There are many reasons to commend Abel Emerging: A Reconsideration of the Christian Story for a Sustainable World by Lutheran Campus Pastor Ron Rude (University of Arizona, Tucson). For those looking for a thoughtful re-framing of the difficult ­even daunting ecological challenges facing our planet, here’s a fresh approach to ponder. For those who desire a way that science and spirituality can meet and engage each other, this work proves the possibility of that endeavor. For ministers and educators who seek a provocative starting-point with which to facilitate conversation and motivate action among parishioners, campus ministry communities, book groups, and “green teams,” this volume might just be what you’re been looking for.

Using the familiar ­but sometimes forgotten­ narrative of Cain and Abel (Genesis 4), the author analyzes the profound environmental issues we face today. He acknowledges it’s a metaphorical not exegetical­ template upon which he builds the thesis of his book. As such it serves as a memorable way for the reader to draw upon theology, biology, physics, anthropology, sociology, and other disciplines in a cohesive prophetic witness against a
dominating, exclusivist pattern of human superiority over-and-against the rest of the world. With abundant examples, he shows the condition of our age and names ways the church has been inadequate to offer real transformation, hope or healing. In fact, he argues that the church is not just an impotent force but a significant contributor to the problems faced by the entire “Tree of Life.” He argues from the perspective of faith and science in favor of an interconnected, mutually dependent, resilient-yet-fragile creation that must urgently be restored to a sustainable, just, and balanced way of life.

”…[I]n the context of the multitude of profound [ecological] crises currently confronting our world, coupled with a sense that there is something inadequate, even amiss, about the Christian message…,” (page 4) the book insists that reframing and transformation is needed now more than ever if Christianity is to be an agent of healing or hope. This is the premise it explores from many perspectives.
I especially appreciated the author’s extensive use of footnotes throughout the book which are easy to read and relevant to the passages they reference. These notes assist the reader to understand background materials that support the book’s thesis. Discussion questions at the end of the book provide a quick, adaptable framework for serious conversation in small
groups and classrooms. An extensive bibliography helps the reader who’s motivated become conversant in a wide array of disciplines related to the book’s central aims. And section summaries make the book’s line of argument readily accessible.

If there is a lack in this book it is the absence of a thoroughgoing biblical exegesis of the Genesis texts from which the book’s conclusions emerge. The whole work would benefit from critical textual analysis of the Cain and Abel narrative along with the larger story of Adam and Eve. Yet this omission does not prevent the reader from gaining much, thinking deeply, pondering with the author, and drawing conclusions for much-needed action in behalf of nature that groans in travail (Romans 8).

Long ago Joseph Sittler challenged campus ministers to share with church and society its gifts of intellectual curiosity, theological depth and passion for justice.
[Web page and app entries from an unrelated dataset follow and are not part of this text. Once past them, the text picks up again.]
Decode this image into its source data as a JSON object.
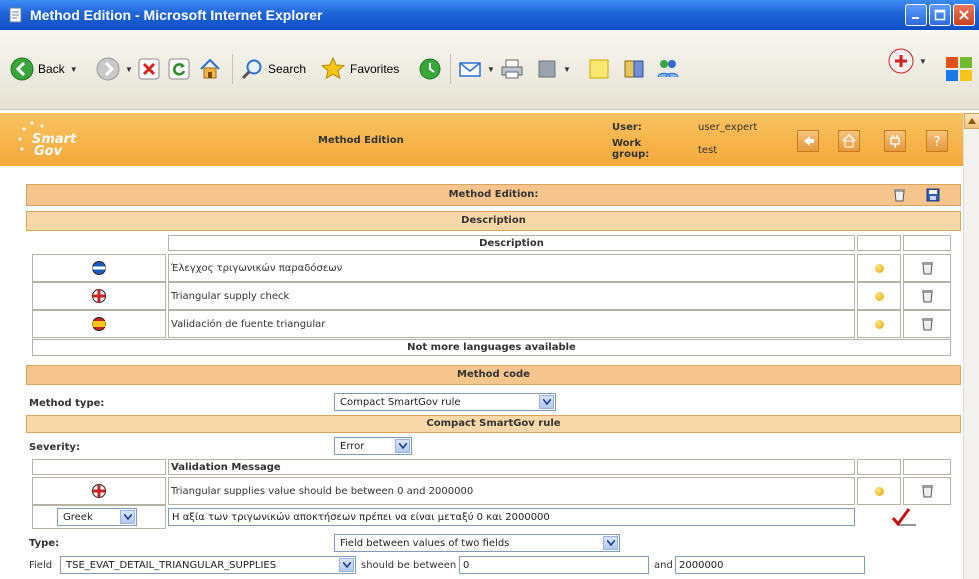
{
  "window": {
    "title": "Method Edition - Microsoft Internet Explorer"
  },
  "toolbar": {
    "back_label": "Back",
    "search_label": "Search",
    "favorites_label": "Favorites"
  },
  "header": {
    "logo_line1": "Smart",
    "logo_line2": "Gov",
    "title": "Method Edition",
    "user_label": "User:",
    "user_value": "user_expert",
    "workgroup_label_1": "Work",
    "workgroup_label_2": "group:",
    "workgroup_value": "test"
  },
  "form": {
    "heading": "Method Edition:",
    "description_section": "Description",
    "description_column": "Description",
    "descriptions": [
      {
        "flag": "greek-flag-icon",
        "text": "Έλεγχος τριγωνικών παραδόσεων"
      },
      {
        "flag": "uk-flag-icon",
        "text": "Triangular supply check"
      },
      {
        "flag": "spanish-flag-icon",
        "text": "Validación de fuente triangular"
      }
    ],
    "no_more_languages": "Not more languages available",
    "method_code_section": "Method code",
    "method_type_label": "Method type:",
    "method_type_value": "Compact SmartGov rule",
    "compact_rule_section": "Compact SmartGov rule",
    "severity_label": "Severity:",
    "severity_value": "Error",
    "validation_message_header": "Validation Message",
    "validation_message_en": "Triangular supplies value should be between 0 and 2000000",
    "language_select_value": "Greek",
    "validation_message_gr": "Η αξία των τριγωνικών αποκτήσεων πρέπει να είναι μεταξύ 0 και 2000000",
    "type_label": "Type:",
    "type_value": "Field between values of two fields",
    "field_label": "Field",
    "field_value": "TSE_EVAT_DETAIL_TRIANGULAR_SUPPLIES",
    "between_label": "should be between",
    "min_value": "0",
    "and_label": "and",
    "max_value": "2000000"
  },
  "colors": {
    "header_orange": "#f4a93a",
    "band": "#f5c58d",
    "xp_blue": "#1f64d8"
  }
}
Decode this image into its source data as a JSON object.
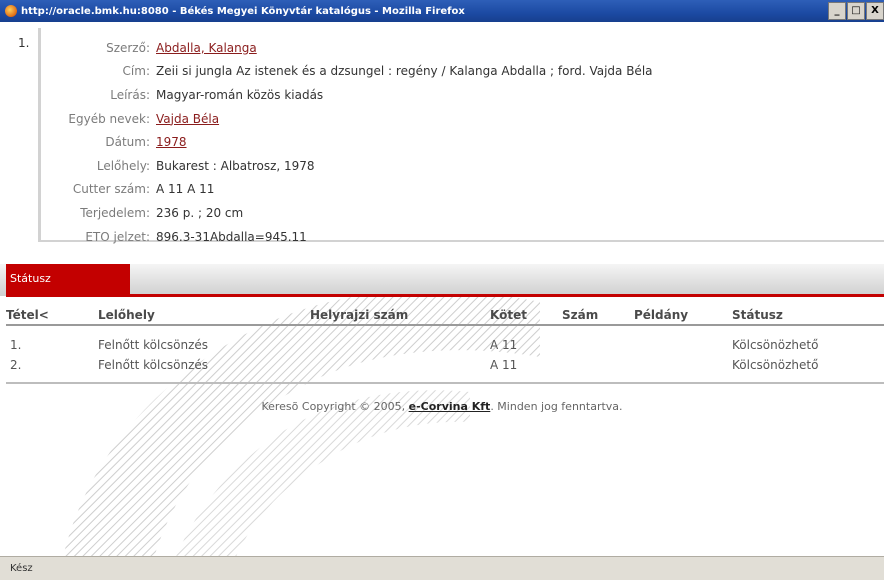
{
  "window": {
    "title": "http://oracle.bmk.hu:8080 - Békés Megyei Könyvtár katalógus - Mozilla Firefox",
    "minimize": "_",
    "maximize": "□",
    "close": "X"
  },
  "record": {
    "index": "1.",
    "fields": [
      {
        "label": "Szerző:",
        "value": "Abdalla, Kalanga",
        "link": true
      },
      {
        "label": "Cím:",
        "value": "Zeii si jungla Az istenek és a dzsungel : regény / Kalanga Abdalla ; ford. Vajda Béla",
        "link": false
      },
      {
        "label": "Leírás:",
        "value": "Magyar-román közös kiadás",
        "link": false
      },
      {
        "label": "Egyéb nevek:",
        "value": "Vajda Béla",
        "link": true
      },
      {
        "label": "Dátum:",
        "value": "1978",
        "link": true
      },
      {
        "label": "Lelőhely:",
        "value": "Bukarest : Albatrosz, 1978",
        "link": false
      },
      {
        "label": "Cutter szám:",
        "value": "A 11 A 11",
        "link": false
      },
      {
        "label": "Terjedelem:",
        "value": "236 p. ; 20 cm",
        "link": false
      },
      {
        "label": "ETO jelzet:",
        "value": "896.3-31Abdalla=945.11",
        "link": false
      }
    ]
  },
  "status_section": {
    "tab_label": "Státusz",
    "columns": [
      "Tétel<",
      "Lelőhely",
      "Helyrajzi szám",
      "Kötet",
      "Szám",
      "Példány",
      "Státusz"
    ],
    "rows": [
      {
        "item": "1.",
        "location": "Felnőtt kölcsönzés",
        "shelf": "",
        "volume": "A 11",
        "number": "",
        "copy": "",
        "status": "Kölcsönözhető"
      },
      {
        "item": "2.",
        "location": "Felnőtt kölcsönzés",
        "shelf": "",
        "volume": "A 11",
        "number": "",
        "copy": "",
        "status": "Kölcsönözhető"
      }
    ]
  },
  "footer": {
    "prefix": "Keresõ Copyright © 2005,",
    "brand": "e-Corvina Kft",
    "suffix": ". Minden jog fenntartva."
  },
  "statusbar": {
    "text": "Kész"
  }
}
Here is one example of bringing this challenge to the public square for discussion, debate, and action.

Review by James L. Norlie Lutheran Campus Pastor at Oregon State University in Corvallis